Bill & Julie and Bob & Ann headed home on Wednesday. Maija, Gail, and Al spent the afternoon at the WW2 Museum. We saw the “ 4D” movie about the war narrated by Tom Hanks, we followed the Road to Berlin exhibits, and we visited the US Freedom Pavilion. The movie might be informative to younger people, who do not know much about World War 2, but its shaking seats and bright light flashes did not compensate for the lack of detail. The Road to Berlin exhibits were good. They provided a lot of information, including personal information about some of the soldiers. The exhibits were honest, including informing us about the mistaken decisions that resulted in US bombs leveling the 6th century abbey at Monte Cassino. The vehicles and planes in the US Freedom Pavilion left us to think about the soldiers who used them.

My Gal Sal, a B-17 salvaged from the Greenland ice cap

Maja and Gail in the US Freedom Pavilion of the WW2 Museum


The weekend after the MinnClan left New Orleans, Hurricane Nate hit the Gulf Coast. Only an inch of rain was dropped in New Orleans, but we were glad to have missed even that.

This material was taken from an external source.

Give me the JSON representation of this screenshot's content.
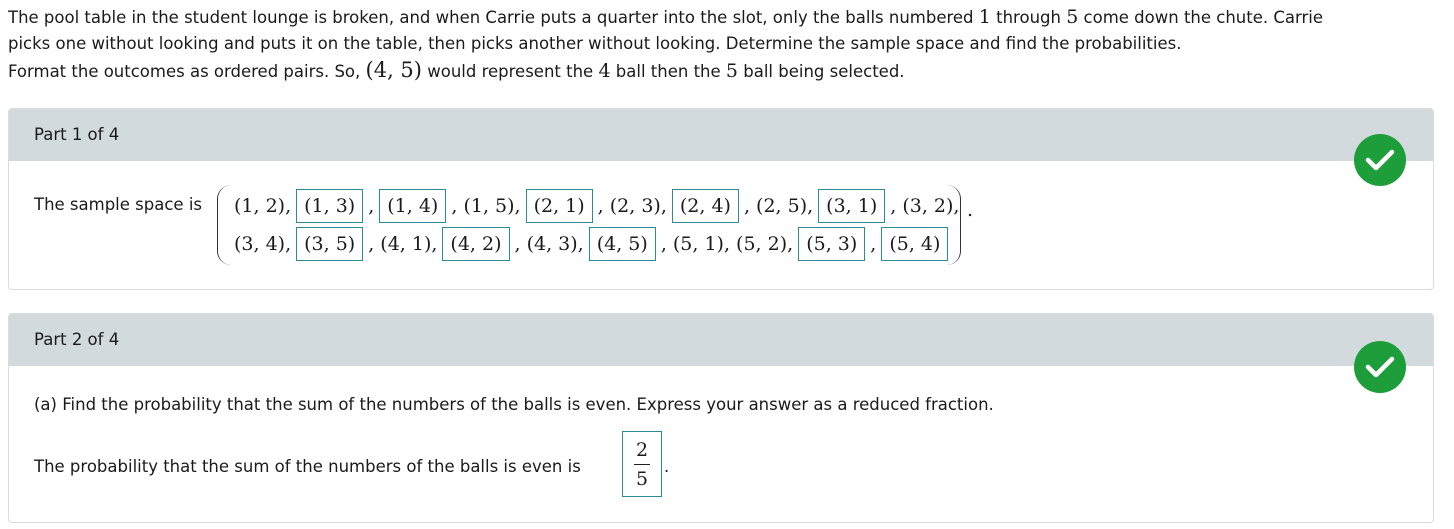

Maija, Gail, and Al stayed at a motel across from the airport after their last day in New Orleans. The next morning a man came into the breakfast room while they were eating breakfast and right after there had been a report on the TV about the Las Vegas shootings. He was accompanied by a woman but she soon left. He pulled a sheath out of his waistband and began talking to us incoherently. Then he extracted a knife with about a foot-long, double-edged blade from the sheath. It did not look very sharp but still looked dangerous. He cornered the breakfast room attendant at the door to her room and began whispering at her. Gail went to the check-in desk to report the danger and Al stayed to watch him. He did not wave the knife at the attendant but it still was threatening. Before any authorities showed up, the woman he was with returned, the guy put the knife away, and they left. The attendant said that the couple had been coming in for about a week, but he had not had the knife before. We never saw any authorities but the attendant said that the front desk clerk had come to talk with her.

Prepared by Al Holm, 9 October 2017; updated 10 Oct 2017